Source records
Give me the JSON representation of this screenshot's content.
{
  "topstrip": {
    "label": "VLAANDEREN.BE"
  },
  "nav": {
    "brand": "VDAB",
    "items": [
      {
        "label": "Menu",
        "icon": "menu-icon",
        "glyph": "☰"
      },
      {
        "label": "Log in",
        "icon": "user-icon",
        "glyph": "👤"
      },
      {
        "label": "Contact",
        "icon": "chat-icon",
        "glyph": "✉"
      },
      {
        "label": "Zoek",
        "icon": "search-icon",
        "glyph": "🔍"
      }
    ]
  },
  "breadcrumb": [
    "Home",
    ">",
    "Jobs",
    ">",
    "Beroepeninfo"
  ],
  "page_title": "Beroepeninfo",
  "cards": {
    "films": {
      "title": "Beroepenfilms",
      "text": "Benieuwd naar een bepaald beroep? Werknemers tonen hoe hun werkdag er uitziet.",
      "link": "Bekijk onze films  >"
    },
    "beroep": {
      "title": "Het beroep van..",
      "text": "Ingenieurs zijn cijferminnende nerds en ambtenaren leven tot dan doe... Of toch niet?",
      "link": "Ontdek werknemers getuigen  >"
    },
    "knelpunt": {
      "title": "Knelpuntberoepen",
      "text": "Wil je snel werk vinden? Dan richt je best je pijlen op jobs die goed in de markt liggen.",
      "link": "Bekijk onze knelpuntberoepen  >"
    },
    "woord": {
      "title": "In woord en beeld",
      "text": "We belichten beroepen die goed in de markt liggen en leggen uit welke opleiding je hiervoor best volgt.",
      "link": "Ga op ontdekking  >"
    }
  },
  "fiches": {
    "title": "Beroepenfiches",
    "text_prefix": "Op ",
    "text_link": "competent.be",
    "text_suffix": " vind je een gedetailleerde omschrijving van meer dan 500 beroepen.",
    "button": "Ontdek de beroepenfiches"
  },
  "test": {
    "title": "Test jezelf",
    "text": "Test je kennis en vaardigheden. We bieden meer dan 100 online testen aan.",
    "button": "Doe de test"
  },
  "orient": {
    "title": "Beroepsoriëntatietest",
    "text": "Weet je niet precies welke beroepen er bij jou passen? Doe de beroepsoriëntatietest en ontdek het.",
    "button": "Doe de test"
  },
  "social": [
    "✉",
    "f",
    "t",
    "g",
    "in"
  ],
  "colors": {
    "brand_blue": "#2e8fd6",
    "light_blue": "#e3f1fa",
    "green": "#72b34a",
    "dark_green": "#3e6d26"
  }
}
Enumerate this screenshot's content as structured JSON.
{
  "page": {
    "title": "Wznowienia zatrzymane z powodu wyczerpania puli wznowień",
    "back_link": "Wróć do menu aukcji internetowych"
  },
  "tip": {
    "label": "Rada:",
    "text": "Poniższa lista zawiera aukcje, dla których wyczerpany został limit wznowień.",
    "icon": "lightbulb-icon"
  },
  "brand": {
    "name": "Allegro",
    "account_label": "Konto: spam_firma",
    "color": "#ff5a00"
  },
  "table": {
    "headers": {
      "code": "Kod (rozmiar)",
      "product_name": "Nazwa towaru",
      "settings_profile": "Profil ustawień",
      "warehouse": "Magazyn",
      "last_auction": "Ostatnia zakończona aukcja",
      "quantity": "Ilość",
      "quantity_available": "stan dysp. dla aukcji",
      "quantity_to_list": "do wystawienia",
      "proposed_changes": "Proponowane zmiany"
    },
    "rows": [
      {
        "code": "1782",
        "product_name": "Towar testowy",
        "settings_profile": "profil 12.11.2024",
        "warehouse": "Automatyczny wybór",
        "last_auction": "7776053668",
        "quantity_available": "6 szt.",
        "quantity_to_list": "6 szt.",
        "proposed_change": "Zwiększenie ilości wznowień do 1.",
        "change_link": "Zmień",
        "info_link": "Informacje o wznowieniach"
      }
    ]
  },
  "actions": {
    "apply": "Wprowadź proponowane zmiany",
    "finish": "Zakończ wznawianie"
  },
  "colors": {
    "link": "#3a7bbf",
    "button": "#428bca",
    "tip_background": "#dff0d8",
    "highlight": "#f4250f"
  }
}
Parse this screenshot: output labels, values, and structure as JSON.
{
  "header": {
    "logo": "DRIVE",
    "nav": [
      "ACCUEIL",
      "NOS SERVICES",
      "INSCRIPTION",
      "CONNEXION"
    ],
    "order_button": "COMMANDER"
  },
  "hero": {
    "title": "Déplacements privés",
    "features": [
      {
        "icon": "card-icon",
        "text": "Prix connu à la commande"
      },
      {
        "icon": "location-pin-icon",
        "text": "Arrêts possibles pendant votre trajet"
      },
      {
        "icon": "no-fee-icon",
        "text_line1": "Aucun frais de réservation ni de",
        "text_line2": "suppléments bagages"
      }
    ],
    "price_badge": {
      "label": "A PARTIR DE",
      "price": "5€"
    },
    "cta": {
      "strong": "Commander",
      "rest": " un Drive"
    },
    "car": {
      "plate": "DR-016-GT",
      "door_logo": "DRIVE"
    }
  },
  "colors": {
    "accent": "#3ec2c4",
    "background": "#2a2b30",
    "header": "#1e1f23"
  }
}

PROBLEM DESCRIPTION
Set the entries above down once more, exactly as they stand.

WRITTEN REPLY
Give me the JSON representation of this screenshot's content.
{
  "topstrip": {
    "label": "VLAANDEREN.BE"
  },
  "nav": {
    "brand": "VDAB",
    "items": [
      {
        "label": "Menu",
        "icon": "menu-icon",
        "glyph": "☰"
      },
      {
        "label": "Log in",
        "icon": "user-icon",
        "glyph": "👤"
      },
      {
        "label": "Contact",
        "icon": "chat-icon",
        "glyph": "✉"
      },
      {
        "label": "Zoek",
        "icon": "search-icon",
        "glyph": "🔍"
      }
    ]
  },
  "breadcrumb": [
    "Home",
    ">",
    "Jobs",
    ">",
    "Beroepeninfo"
  ],
  "page_title": "Beroepeninfo",
  "cards": {
    "films": {
      "title": "Beroepenfilms",
      "text": "Benieuwd naar een bepaald beroep? Werknemers tonen hoe hun werkdag er uitziet.",
      "link": "Bekijk onze films  >"
    },
    "beroep": {
      "title": "Het beroep van..",
      "text": "Ingenieurs zijn cijferminnende nerds en ambtenaren leven tot dan doe... Of toch niet?",
      "link": "Ontdek werknemers getuigen  >"
    },
    "knelpunt": {
      "title": "Knelpuntberoepen",
      "text": "Wil je snel werk vinden? Dan richt je best je pijlen op jobs die goed in de markt liggen.",
      "link": "Bekijk onze knelpuntberoepen  >"
    },
    "woord": {
      "title": "In woord en beeld",
      "text": "We belichten beroepen die goed in de markt liggen en leggen uit welke opleiding je hiervoor best volgt.",
      "link": "Ga op ontdekking  >"
    }
  },
  "fiches": {
    "title": "Beroepenfiches",
    "text_prefix": "Op ",
    "text_link": "competent.be",
    "text_suffix": " vind je een gedetailleerde omschrijving van meer dan 500 beroepen.",
    "button": "Ontdek de beroepenfiches"
  },
  "test": {
    "title": "Test jezelf",
    "text": "Test je kennis en vaardigheden. We bieden meer dan 100 online testen aan.",
    "button": "Doe de test"
  },
  "orient": {
    "title": "Beroepsoriëntatietest",
    "text": "Weet je niet precies welke beroepen er bij jou passen? Doe de beroepsoriëntatietest en ontdek het.",
    "button": "Doe de test"
  },
  "social": [
    "✉",
    "f",
    "t",
    "g",
    "in"
  ],
  "colors": {
    "brand_blue": "#2e8fd6",
    "light_blue": "#e3f1fa",
    "green": "#72b34a",
    "dark_green": "#3e6d26"
  }
}
Enumerate this screenshot's content as structured JSON.
{
  "page": {
    "title": "Wznowienia zatrzymane z powodu wyczerpania puli wznowień",
    "back_link": "Wróć do menu aukcji internetowych"
  },
  "tip": {
    "label": "Rada:",
    "text": "Poniższa lista zawiera aukcje, dla których wyczerpany został limit wznowień.",
    "icon": "lightbulb-icon"
  },
  "brand": {
    "name": "Allegro",
    "account_label": "Konto: spam_firma",
    "color": "#ff5a00"
  },
  "table": {
    "headers": {
      "code": "Kod (rozmiar)",
      "product_name": "Nazwa towaru",
      "settings_profile": "Profil ustawień",
      "warehouse": "Magazyn",
      "last_auction": "Ostatnia zakończona aukcja",
      "quantity": "Ilość",
      "quantity_available": "stan dysp. dla aukcji",
      "quantity_to_list": "do wystawienia",
      "proposed_changes": "Proponowane zmiany"
    },
    "rows": [
      {
        "code": "1782",
        "product_name": "Towar testowy",
        "settings_profile": "profil 12.11.2024",
        "warehouse": "Automatyczny wybór",
        "last_auction": "7776053668",
        "quantity_available": "6 szt.",
        "quantity_to_list": "6 szt.",
        "proposed_change": "Zwiększenie ilości wznowień do 1.",
        "change_link": "Zmień",
        "info_link": "Informacje o wznowieniach"
      }
    ]
  },
  "actions": {
    "apply": "Wprowadź proponowane zmiany",
    "finish": "Zakończ wznawianie"
  },
  "colors": {
    "link": "#3a7bbf",
    "button": "#428bca",
    "tip_background": "#dff0d8",
    "highlight": "#f4250f"
  }
}
Parse this screenshot: output labels, values, and structure as JSON.
{
  "header": {
    "logo": "DRIVE",
    "nav": [
      "ACCUEIL",
      "NOS SERVICES",
      "INSCRIPTION",
      "CONNEXION"
    ],
    "order_button": "COMMANDER"
  },
  "hero": {
    "title": "Déplacements privés",
    "features": [
      {
        "icon": "card-icon",
        "text": "Prix connu à la commande"
      },
      {
        "icon": "location-pin-icon",
        "text": "Arrêts possibles pendant votre trajet"
      },
      {
        "icon": "no-fee-icon",
        "text_line1": "Aucun frais de réservation ni de",
        "text_line2": "suppléments bagages"
      }
    ],
    "price_badge": {
      "label": "A PARTIR DE",
      "price": "5€"
    },
    "cta": {
      "strong": "Commander",
      "rest": " un Drive"
    },
    "car": {
      "plate": "DR-016-GT",
      "door_logo": "DRIVE"
    }
  },
  "colors": {
    "accent": "#3ec2c4",
    "background": "#2a2b30",
    "header": "#1e1f23"
  }
}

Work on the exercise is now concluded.